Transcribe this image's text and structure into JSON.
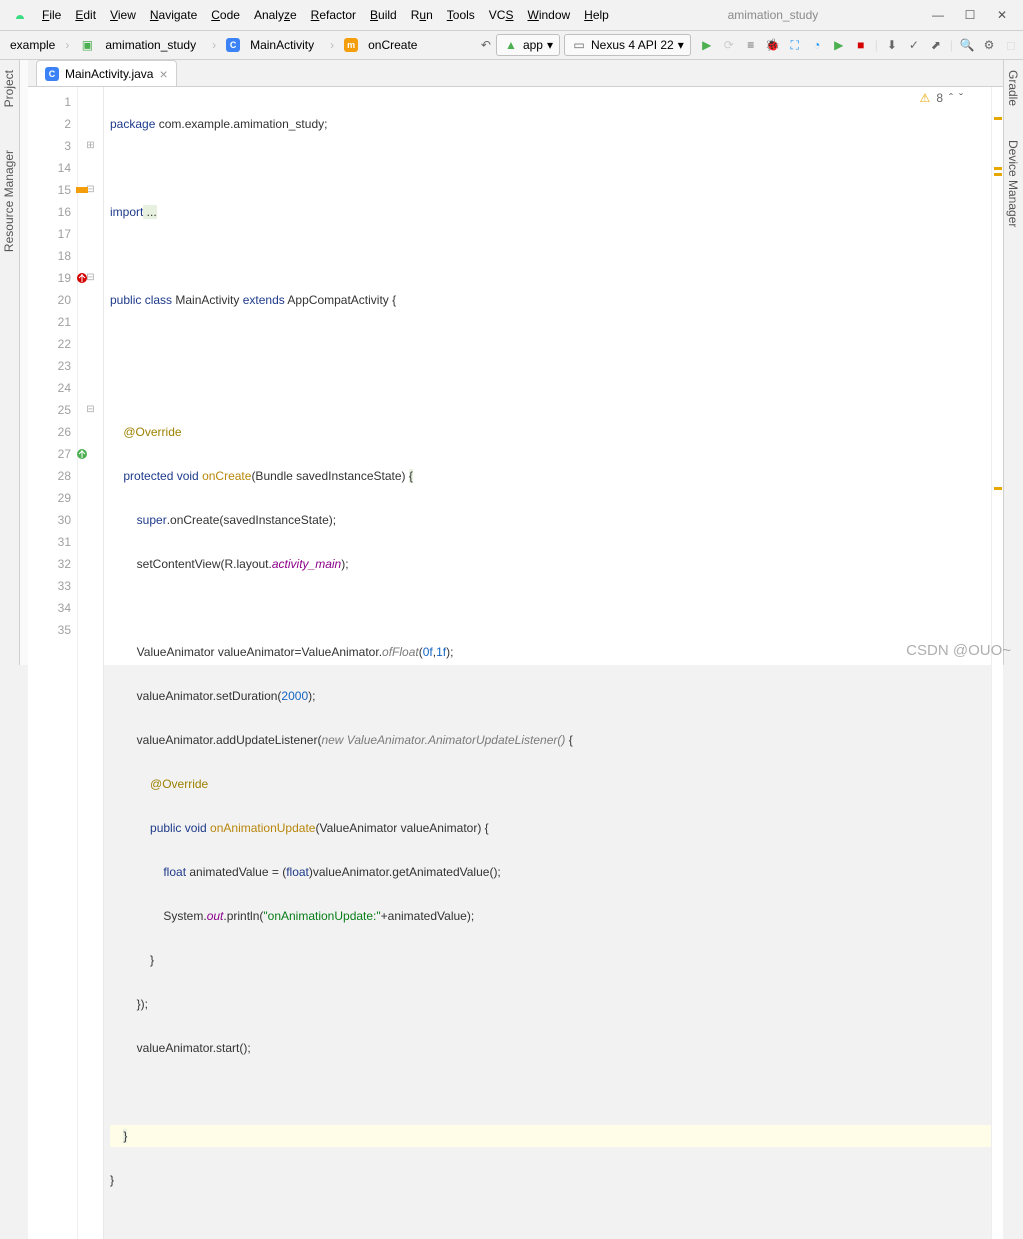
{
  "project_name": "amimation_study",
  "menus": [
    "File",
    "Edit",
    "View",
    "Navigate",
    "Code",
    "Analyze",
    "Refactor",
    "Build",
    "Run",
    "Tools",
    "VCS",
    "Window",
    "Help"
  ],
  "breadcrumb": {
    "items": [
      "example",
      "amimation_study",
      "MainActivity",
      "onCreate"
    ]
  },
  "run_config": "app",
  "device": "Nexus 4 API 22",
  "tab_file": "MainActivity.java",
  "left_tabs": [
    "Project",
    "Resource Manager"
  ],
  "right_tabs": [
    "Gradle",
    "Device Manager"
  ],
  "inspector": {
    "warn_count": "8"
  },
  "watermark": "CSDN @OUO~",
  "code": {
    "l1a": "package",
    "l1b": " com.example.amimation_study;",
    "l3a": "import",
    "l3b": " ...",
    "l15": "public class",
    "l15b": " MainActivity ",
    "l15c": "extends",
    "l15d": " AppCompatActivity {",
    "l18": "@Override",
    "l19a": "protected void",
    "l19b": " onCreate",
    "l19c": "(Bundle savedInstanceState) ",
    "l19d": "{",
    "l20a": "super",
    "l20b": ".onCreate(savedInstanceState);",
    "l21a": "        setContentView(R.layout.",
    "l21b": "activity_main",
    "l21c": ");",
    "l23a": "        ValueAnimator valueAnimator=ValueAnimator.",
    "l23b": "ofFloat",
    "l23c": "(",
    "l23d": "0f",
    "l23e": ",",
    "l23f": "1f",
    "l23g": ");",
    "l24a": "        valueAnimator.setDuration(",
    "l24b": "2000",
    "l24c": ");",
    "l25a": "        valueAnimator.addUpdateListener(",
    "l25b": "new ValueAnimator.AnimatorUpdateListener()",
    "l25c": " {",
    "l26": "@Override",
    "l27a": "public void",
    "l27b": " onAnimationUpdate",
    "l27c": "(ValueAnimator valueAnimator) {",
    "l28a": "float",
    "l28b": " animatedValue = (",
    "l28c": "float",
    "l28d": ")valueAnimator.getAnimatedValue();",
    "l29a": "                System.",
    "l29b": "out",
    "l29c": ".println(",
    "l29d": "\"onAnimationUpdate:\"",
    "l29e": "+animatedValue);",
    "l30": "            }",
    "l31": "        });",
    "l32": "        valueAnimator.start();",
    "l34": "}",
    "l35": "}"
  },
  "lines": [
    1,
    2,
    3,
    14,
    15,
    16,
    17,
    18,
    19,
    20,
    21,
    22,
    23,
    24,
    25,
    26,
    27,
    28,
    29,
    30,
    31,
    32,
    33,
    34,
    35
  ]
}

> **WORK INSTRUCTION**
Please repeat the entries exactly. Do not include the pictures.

> **ANSWER SPACE**
Transcribe this image's text and structure into JSON.
{
  "project_name": "amimation_study",
  "menus": [
    "File",
    "Edit",
    "View",
    "Navigate",
    "Code",
    "Analyze",
    "Refactor",
    "Build",
    "Run",
    "Tools",
    "VCS",
    "Window",
    "Help"
  ],
  "breadcrumb": {
    "items": [
      "example",
      "amimation_study",
      "MainActivity",
      "onCreate"
    ]
  },
  "run_config": "app",
  "device": "Nexus 4 API 22",
  "tab_file": "MainActivity.java",
  "left_tabs": [
    "Project",
    "Resource Manager"
  ],
  "right_tabs": [
    "Gradle",
    "Device Manager"
  ],
  "inspector": {
    "warn_count": "8"
  },
  "watermark": "CSDN @OUO~",
  "code": {
    "l1a": "package",
    "l1b": " com.example.amimation_study;",
    "l3a": "import",
    "l3b": " ...",
    "l15": "public class",
    "l15b": " MainActivity ",
    "l15c": "extends",
    "l15d": " AppCompatActivity {",
    "l18": "@Override",
    "l19a": "protected void",
    "l19b": " onCreate",
    "l19c": "(Bundle savedInstanceState) ",
    "l19d": "{",
    "l20a": "super",
    "l20b": ".onCreate(savedInstanceState);",
    "l21a": "        setContentView(R.layout.",
    "l21b": "activity_main",
    "l21c": ");",
    "l23a": "        ValueAnimator valueAnimator=ValueAnimator.",
    "l23b": "ofFloat",
    "l23c": "(",
    "l23d": "0f",
    "l23e": ",",
    "l23f": "1f",
    "l23g": ");",
    "l24a": "        valueAnimator.setDuration(",
    "l24b": "2000",
    "l24c": ");",
    "l25a": "        valueAnimator.addUpdateListener(",
    "l25b": "new ValueAnimator.AnimatorUpdateListener()",
    "l25c": " {",
    "l26": "@Override",
    "l27a": "public void",
    "l27b": " onAnimationUpdate",
    "l27c": "(ValueAnimator valueAnimator) {",
    "l28a": "float",
    "l28b": " animatedValue = (",
    "l28c": "float",
    "l28d": ")valueAnimator.getAnimatedValue();",
    "l29a": "                System.",
    "l29b": "out",
    "l29c": ".println(",
    "l29d": "\"onAnimationUpdate:\"",
    "l29e": "+animatedValue);",
    "l30": "            }",
    "l31": "        });",
    "l32": "        valueAnimator.start();",
    "l34": "}",
    "l35": "}"
  },
  "lines": [
    1,
    2,
    3,
    14,
    15,
    16,
    17,
    18,
    19,
    20,
    21,
    22,
    23,
    24,
    25,
    26,
    27,
    28,
    29,
    30,
    31,
    32,
    33,
    34,
    35
  ]
}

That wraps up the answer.